(I've been asked a lot lately about Randolph's fate this summer. I don't want to get into off-season speculation too heavily when there are more pressing issues to deal with, but I will say this: My hunch, for now, is that Randolph's value as a member of the Grizzlies — both on and off the floor — will be more substantial for the remainder of his current contract than his value as a trade commodity.)
A lot of this success is a credit to Lionel Hollins for spotting these lineups judiciously, but Prince's ability to rotate up and provide an approximation of Gasol's ball-handling and playmaking from the frontcourt is another facet of a versatility that's made Prince such a good fit even without adding much three-point shooting. How much this look is used in the playoffs will depend on match-ups, but it gives the team an extra option in Gasol's absence or if his minutes are limited. Especially if Jerryd Bayless and/or Quincy Pondexter are playing well.

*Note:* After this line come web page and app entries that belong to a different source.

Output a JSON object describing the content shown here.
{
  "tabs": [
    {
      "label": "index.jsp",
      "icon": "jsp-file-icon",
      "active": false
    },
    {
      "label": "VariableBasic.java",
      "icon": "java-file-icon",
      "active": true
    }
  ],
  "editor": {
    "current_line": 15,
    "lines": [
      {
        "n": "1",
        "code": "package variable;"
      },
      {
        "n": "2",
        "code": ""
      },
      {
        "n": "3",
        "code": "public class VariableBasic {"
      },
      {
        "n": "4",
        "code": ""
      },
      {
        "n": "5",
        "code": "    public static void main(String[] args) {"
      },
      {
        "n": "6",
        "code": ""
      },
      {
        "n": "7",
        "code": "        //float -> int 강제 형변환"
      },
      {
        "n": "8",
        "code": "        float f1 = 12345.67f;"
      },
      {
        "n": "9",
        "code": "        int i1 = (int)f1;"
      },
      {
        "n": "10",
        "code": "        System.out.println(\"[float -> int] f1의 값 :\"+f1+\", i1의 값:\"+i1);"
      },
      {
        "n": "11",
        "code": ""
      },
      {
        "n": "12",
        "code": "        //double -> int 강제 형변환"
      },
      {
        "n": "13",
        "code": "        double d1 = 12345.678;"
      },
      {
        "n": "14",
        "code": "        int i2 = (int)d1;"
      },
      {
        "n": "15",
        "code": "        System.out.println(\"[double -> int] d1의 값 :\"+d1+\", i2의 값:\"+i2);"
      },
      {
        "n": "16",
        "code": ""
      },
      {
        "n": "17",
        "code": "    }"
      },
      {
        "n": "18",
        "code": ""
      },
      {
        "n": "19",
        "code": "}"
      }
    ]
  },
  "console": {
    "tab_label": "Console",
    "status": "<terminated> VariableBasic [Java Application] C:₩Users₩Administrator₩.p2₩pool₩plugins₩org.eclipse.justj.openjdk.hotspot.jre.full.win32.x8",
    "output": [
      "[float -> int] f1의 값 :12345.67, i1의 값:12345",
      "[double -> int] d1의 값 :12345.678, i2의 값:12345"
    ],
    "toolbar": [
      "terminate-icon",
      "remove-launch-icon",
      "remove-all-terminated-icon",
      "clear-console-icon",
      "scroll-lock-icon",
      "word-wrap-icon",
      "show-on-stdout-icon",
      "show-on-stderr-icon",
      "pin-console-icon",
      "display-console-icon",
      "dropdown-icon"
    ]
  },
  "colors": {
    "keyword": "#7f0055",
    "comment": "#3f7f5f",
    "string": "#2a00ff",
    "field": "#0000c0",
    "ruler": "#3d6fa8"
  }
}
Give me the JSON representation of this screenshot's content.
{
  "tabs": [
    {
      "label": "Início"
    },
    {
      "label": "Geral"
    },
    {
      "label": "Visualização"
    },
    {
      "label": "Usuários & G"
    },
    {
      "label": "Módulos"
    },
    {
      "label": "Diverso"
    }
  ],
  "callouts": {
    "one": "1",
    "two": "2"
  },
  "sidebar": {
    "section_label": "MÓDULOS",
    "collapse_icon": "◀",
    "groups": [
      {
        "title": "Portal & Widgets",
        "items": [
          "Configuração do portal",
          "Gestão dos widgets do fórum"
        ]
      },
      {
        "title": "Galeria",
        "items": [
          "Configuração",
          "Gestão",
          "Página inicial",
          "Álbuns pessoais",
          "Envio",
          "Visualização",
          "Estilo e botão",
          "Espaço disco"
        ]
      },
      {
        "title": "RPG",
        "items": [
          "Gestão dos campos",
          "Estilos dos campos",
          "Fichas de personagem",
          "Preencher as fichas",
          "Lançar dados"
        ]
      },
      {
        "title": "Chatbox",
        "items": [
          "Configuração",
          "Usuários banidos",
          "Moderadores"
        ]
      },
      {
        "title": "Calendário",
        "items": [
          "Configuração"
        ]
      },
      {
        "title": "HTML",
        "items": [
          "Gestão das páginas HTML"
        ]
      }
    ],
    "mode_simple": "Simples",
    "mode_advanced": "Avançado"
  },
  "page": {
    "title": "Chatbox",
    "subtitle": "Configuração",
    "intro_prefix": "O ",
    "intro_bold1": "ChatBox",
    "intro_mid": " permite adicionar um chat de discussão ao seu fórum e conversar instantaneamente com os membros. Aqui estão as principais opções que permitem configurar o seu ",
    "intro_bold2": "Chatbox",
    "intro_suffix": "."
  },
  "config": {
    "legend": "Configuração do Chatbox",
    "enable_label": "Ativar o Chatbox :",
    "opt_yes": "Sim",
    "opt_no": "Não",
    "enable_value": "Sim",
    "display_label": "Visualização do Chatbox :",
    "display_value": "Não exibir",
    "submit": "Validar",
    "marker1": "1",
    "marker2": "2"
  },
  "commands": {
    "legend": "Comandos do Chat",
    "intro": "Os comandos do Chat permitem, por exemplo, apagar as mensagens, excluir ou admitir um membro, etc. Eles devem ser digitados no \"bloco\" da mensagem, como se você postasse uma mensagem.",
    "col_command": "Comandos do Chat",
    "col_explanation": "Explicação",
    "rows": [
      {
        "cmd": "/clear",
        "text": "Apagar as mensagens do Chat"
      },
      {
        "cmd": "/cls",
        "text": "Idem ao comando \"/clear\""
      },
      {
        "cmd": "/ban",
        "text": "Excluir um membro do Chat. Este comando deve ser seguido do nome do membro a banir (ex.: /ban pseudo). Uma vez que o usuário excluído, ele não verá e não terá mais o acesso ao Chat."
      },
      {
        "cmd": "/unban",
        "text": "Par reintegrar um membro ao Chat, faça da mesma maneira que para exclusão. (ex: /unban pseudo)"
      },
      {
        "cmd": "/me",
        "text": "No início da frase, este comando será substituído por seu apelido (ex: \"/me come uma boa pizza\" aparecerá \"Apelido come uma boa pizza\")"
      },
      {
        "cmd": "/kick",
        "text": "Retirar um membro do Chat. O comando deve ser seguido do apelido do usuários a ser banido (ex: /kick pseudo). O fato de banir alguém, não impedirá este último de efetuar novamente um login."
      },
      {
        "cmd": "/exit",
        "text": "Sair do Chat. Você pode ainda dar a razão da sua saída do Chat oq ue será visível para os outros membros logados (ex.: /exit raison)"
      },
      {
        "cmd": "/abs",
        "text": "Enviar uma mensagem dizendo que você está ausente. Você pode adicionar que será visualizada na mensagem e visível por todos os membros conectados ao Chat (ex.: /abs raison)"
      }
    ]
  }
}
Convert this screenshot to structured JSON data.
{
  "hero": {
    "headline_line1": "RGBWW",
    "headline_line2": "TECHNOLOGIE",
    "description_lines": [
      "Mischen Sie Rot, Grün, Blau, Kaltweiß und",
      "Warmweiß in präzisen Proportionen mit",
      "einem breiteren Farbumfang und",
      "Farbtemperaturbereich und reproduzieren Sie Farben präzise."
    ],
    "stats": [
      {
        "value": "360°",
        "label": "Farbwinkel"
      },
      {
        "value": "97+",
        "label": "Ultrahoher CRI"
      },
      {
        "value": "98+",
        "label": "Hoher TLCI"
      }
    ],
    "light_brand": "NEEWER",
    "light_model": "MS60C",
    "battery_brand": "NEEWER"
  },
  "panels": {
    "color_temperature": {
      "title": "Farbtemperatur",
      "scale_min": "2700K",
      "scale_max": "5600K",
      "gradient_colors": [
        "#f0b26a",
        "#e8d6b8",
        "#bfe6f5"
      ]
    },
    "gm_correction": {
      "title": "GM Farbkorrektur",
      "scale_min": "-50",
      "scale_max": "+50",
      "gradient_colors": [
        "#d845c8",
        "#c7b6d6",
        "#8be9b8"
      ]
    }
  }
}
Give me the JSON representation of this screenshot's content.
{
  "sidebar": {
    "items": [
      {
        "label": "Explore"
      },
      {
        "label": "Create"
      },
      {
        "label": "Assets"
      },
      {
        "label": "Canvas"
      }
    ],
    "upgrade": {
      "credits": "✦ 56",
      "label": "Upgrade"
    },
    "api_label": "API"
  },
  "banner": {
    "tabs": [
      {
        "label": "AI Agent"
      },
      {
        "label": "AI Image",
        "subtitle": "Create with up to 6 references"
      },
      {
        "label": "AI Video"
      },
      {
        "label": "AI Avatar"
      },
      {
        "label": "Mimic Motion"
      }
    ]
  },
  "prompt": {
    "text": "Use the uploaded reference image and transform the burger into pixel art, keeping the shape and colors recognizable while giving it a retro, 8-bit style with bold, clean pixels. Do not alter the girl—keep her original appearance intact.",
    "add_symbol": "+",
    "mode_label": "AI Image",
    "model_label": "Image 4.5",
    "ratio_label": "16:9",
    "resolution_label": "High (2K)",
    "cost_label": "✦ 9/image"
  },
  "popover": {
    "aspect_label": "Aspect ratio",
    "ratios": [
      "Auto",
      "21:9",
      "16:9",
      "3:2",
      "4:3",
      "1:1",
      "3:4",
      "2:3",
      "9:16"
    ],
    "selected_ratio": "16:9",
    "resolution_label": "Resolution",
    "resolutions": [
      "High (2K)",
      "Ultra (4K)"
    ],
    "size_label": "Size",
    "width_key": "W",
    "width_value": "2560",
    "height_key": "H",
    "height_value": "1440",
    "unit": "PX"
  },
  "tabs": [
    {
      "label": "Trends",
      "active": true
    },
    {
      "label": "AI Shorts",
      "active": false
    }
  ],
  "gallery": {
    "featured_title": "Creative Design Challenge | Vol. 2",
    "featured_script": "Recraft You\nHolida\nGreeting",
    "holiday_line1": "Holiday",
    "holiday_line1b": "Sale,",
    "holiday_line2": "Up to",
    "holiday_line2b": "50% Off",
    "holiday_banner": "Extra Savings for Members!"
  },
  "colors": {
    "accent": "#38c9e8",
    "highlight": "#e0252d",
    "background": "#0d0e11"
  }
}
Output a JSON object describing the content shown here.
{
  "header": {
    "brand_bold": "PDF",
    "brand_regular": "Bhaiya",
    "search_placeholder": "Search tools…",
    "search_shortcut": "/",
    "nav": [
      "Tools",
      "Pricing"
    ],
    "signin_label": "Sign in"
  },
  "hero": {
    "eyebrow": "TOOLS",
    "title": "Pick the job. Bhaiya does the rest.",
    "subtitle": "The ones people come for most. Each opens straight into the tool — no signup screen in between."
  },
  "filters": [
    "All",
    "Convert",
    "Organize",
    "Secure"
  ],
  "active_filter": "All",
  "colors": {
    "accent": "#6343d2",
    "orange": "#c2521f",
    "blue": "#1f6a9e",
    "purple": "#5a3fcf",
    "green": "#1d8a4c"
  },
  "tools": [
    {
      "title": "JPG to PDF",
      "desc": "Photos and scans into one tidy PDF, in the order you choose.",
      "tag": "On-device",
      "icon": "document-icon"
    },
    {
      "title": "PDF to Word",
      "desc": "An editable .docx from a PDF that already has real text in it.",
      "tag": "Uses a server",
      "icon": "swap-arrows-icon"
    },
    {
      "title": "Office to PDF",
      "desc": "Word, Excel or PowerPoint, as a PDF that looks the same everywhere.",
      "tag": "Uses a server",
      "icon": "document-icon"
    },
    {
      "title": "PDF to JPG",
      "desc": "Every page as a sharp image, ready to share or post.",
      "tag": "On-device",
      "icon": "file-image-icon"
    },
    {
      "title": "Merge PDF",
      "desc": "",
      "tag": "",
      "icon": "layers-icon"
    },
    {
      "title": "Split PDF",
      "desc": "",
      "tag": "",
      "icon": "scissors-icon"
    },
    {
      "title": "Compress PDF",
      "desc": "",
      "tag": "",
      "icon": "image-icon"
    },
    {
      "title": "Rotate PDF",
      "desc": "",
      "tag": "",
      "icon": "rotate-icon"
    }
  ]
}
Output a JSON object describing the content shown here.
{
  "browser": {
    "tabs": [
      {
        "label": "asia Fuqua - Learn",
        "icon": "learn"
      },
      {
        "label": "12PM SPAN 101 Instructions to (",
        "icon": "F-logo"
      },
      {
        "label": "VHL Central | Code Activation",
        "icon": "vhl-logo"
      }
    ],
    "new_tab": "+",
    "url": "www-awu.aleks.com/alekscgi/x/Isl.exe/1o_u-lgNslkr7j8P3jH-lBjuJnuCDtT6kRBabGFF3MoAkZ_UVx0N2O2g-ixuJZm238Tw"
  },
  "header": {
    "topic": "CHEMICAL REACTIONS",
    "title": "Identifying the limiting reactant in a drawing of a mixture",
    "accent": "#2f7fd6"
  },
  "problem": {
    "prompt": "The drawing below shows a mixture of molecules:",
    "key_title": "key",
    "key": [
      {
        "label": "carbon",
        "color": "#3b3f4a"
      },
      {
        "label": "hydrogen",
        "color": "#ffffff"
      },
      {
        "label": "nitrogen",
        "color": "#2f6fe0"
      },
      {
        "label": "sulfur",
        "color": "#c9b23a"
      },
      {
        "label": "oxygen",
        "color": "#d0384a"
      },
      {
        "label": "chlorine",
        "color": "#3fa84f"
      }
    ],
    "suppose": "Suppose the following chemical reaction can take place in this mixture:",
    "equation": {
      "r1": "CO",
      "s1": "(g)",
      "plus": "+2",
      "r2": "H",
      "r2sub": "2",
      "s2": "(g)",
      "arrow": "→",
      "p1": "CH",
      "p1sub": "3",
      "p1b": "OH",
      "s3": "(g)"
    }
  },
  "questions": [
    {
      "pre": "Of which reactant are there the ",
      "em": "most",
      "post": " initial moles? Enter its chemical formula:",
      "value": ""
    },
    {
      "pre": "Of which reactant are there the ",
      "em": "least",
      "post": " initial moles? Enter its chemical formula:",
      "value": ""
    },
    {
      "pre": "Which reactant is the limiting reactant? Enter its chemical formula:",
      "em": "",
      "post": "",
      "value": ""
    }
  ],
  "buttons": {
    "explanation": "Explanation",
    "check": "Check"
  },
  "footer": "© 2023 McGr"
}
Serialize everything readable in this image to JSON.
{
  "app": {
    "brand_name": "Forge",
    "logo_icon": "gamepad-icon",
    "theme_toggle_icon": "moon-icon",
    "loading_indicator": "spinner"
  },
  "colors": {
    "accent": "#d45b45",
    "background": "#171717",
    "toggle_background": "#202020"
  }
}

5. Tonight's Game: The Grizzlies head to the Garden tonight to face the New York Knicks. Gotham's squad floundered for a good while after the All-Star break but have now won five in a row. Carmelo Anthony (29 points per game during the current streak) and J.R. Smith (23 ppg) will stress the Grizzlies defense if the post-Gasol malaise continues at that end. With Tyson Chandler out with a strained neck, the Grizzlies will again face a team without its center and defensive anchor. My guess is we'll see a lot of small-ball tonight, with Tayshaun Prince playing the four and defending Carmelo Anthony. Also keep an eye on: Clippers at Hornets and Nuggets at Spurs.